* Instructions to follow
Each line below containing the word "Files" needs to be shown.

*** Block opens ***

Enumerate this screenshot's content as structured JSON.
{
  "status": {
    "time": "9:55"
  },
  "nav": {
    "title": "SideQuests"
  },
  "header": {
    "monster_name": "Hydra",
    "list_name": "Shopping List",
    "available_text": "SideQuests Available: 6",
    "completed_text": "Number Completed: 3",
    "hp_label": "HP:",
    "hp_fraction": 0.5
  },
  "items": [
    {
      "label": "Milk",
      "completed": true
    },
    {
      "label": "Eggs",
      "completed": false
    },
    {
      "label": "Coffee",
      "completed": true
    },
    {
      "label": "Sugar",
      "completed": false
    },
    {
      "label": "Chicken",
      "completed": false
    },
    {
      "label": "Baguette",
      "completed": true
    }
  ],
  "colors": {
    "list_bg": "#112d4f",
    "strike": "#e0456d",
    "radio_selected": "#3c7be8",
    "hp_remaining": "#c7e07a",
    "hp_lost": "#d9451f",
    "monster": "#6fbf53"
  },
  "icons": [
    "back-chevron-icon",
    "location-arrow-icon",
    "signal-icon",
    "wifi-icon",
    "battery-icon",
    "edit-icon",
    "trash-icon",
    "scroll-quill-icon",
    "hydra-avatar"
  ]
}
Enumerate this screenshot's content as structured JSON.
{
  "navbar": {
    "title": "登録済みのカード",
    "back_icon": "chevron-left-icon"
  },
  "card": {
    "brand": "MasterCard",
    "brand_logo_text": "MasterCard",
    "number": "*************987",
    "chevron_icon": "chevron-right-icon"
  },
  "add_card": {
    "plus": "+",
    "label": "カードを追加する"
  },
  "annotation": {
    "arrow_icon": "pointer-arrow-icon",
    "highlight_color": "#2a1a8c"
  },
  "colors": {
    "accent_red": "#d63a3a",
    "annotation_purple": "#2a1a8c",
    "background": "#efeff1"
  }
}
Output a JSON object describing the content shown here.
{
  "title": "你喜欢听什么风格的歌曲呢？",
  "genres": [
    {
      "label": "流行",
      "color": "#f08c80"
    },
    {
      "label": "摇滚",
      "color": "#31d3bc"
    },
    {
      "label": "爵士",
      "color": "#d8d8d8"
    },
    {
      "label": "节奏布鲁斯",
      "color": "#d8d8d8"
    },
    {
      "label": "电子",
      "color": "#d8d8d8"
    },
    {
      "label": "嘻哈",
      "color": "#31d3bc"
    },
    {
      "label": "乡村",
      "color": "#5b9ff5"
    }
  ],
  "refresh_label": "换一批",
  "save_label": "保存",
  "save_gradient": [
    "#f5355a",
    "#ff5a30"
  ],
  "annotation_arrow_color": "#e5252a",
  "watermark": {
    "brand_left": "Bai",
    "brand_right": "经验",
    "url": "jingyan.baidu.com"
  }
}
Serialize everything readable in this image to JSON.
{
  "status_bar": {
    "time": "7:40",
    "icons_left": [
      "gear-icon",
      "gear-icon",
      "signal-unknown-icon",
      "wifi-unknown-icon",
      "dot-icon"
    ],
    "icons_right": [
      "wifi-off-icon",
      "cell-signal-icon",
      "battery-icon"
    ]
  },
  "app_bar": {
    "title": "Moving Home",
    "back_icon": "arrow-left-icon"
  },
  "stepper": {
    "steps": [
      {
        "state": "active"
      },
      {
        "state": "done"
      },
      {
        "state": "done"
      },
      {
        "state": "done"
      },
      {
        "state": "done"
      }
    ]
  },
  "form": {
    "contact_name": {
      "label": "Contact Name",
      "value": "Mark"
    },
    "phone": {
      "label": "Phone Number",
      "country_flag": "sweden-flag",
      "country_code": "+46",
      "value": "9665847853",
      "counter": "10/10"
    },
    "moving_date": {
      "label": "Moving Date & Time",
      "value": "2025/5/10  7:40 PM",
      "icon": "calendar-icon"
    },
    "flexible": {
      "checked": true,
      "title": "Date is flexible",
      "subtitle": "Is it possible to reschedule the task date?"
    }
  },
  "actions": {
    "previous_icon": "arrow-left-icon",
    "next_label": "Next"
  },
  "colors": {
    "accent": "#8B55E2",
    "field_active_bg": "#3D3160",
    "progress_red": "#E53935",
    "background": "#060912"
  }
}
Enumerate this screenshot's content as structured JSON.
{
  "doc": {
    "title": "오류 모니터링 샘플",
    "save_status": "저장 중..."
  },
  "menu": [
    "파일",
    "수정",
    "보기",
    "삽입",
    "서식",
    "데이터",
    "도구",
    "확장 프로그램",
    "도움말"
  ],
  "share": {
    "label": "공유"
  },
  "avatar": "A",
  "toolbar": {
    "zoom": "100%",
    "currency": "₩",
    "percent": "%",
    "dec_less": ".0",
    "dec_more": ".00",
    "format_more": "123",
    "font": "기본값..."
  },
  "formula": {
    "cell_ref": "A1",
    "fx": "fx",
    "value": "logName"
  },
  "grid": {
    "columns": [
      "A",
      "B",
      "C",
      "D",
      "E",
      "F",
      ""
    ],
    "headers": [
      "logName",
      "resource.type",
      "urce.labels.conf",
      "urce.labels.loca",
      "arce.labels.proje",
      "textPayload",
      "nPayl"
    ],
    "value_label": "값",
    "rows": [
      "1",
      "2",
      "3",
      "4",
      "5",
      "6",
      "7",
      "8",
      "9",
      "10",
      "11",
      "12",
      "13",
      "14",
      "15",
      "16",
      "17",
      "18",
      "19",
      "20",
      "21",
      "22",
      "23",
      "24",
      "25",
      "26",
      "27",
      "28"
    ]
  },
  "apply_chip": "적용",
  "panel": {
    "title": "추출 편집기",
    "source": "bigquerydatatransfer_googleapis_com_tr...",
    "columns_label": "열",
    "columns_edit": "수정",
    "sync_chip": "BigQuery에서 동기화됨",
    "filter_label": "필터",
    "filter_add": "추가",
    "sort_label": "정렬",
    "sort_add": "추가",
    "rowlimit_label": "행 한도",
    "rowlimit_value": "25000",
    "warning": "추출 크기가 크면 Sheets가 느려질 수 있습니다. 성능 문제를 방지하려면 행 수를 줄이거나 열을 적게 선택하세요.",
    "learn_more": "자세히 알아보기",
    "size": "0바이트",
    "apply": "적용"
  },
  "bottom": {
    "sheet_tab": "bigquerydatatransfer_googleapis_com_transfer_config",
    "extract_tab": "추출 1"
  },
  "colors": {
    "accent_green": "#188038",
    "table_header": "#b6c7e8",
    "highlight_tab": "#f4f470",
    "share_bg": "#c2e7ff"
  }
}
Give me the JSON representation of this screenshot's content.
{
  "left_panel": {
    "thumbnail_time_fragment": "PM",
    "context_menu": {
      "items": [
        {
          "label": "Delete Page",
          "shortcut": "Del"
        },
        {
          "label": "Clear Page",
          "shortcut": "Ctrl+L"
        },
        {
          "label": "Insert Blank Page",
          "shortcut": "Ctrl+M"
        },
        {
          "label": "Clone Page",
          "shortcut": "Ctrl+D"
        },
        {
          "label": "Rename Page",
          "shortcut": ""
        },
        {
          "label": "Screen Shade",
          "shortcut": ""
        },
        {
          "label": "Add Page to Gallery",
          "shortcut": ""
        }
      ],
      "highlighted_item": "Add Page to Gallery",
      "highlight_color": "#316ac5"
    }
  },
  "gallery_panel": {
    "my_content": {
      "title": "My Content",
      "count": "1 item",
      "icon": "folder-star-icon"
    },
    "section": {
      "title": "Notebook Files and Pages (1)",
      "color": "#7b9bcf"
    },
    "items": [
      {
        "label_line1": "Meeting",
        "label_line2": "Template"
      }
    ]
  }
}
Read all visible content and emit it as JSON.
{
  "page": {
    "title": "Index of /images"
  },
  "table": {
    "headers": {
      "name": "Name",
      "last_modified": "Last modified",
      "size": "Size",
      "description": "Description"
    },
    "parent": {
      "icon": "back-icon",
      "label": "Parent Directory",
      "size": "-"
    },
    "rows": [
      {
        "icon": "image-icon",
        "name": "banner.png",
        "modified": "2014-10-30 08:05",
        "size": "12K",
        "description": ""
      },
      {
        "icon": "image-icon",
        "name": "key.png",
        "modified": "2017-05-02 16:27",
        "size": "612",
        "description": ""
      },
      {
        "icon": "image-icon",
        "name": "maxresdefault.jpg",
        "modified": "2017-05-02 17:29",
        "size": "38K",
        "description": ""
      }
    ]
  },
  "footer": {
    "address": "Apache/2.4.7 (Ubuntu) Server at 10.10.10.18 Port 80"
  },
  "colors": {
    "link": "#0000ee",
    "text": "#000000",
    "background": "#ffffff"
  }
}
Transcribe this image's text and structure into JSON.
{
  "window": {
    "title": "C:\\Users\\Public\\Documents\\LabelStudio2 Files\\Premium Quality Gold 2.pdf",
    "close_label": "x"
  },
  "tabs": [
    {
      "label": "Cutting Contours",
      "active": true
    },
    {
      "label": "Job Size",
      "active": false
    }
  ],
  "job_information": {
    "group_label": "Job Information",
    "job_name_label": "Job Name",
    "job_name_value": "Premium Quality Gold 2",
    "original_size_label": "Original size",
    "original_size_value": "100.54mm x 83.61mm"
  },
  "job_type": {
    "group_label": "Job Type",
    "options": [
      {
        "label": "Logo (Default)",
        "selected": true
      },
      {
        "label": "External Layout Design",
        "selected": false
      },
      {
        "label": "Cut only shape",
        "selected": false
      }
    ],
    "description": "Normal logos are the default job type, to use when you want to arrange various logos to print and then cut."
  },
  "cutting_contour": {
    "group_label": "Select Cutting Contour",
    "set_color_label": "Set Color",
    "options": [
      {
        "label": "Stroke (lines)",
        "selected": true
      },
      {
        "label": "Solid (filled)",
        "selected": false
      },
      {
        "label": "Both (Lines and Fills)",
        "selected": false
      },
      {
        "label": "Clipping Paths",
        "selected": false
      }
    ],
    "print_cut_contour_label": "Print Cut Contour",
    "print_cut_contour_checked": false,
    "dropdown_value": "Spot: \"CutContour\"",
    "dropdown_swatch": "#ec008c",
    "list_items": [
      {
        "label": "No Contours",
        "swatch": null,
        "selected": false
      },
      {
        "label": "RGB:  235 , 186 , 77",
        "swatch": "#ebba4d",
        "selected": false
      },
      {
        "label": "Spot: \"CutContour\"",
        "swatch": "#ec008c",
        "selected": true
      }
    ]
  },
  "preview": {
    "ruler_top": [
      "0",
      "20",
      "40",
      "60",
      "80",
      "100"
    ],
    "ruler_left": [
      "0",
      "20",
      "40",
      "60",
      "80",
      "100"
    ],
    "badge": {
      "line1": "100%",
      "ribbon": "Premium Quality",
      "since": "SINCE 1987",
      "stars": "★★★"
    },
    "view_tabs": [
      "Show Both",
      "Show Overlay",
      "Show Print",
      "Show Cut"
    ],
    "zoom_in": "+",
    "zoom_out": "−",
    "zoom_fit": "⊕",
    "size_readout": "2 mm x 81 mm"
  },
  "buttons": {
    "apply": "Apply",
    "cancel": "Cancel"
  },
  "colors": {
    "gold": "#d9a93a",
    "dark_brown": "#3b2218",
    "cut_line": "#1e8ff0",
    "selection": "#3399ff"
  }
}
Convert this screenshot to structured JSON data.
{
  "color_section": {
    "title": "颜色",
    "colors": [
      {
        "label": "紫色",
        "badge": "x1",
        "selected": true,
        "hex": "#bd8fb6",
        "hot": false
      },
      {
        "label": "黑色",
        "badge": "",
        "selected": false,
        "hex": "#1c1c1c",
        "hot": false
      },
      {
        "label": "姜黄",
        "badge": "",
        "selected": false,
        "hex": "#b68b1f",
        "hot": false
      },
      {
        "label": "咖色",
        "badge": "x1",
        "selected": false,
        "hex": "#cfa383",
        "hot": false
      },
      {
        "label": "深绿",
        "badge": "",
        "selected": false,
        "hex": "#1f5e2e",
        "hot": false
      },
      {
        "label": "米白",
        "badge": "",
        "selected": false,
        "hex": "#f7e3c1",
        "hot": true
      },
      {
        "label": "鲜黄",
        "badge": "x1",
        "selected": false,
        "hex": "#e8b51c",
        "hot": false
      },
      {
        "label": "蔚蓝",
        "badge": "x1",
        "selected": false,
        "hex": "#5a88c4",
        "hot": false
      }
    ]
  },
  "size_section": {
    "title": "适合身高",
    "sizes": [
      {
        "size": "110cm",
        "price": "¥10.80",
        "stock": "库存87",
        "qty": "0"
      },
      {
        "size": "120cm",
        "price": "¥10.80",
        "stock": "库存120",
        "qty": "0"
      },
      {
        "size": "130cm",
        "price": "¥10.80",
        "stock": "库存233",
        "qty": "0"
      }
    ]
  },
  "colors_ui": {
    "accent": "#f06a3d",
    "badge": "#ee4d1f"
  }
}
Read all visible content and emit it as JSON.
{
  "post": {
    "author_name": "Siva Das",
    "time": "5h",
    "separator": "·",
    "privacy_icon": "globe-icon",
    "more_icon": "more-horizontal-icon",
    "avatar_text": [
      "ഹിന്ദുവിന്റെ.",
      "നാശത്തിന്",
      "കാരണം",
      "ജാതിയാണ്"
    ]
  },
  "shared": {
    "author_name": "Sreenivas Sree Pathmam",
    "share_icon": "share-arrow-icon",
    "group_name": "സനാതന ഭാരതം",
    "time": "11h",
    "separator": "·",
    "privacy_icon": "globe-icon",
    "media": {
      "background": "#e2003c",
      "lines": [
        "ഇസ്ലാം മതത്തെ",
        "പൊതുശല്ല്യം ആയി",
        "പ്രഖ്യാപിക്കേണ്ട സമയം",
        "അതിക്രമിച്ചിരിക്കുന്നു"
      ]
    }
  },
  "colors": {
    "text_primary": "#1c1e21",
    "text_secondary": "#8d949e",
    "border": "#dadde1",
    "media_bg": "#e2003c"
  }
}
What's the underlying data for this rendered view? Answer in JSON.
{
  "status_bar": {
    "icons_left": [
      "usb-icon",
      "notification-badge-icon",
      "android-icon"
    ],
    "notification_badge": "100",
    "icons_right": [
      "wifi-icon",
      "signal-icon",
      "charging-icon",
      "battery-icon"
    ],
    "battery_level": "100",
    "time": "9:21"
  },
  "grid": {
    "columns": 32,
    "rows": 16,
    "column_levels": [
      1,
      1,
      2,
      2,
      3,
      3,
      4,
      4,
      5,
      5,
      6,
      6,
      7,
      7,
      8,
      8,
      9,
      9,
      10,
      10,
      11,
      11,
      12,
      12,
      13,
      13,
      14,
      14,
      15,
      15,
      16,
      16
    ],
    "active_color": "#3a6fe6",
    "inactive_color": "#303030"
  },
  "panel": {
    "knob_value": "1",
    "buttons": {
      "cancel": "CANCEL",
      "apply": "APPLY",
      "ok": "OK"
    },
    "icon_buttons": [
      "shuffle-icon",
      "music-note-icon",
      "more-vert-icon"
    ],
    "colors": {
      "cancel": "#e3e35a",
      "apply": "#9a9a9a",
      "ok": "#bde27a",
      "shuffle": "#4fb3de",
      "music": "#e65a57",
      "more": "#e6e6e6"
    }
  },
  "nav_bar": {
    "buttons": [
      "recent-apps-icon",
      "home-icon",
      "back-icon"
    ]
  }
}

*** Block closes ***

* Expected answer
      "title": "Notebook Files and Pages (1)",
    "title": "C:\\Users\\Public\\Documents\\LabelStudio2 Files\\Premium Quality Gold 2.pdf",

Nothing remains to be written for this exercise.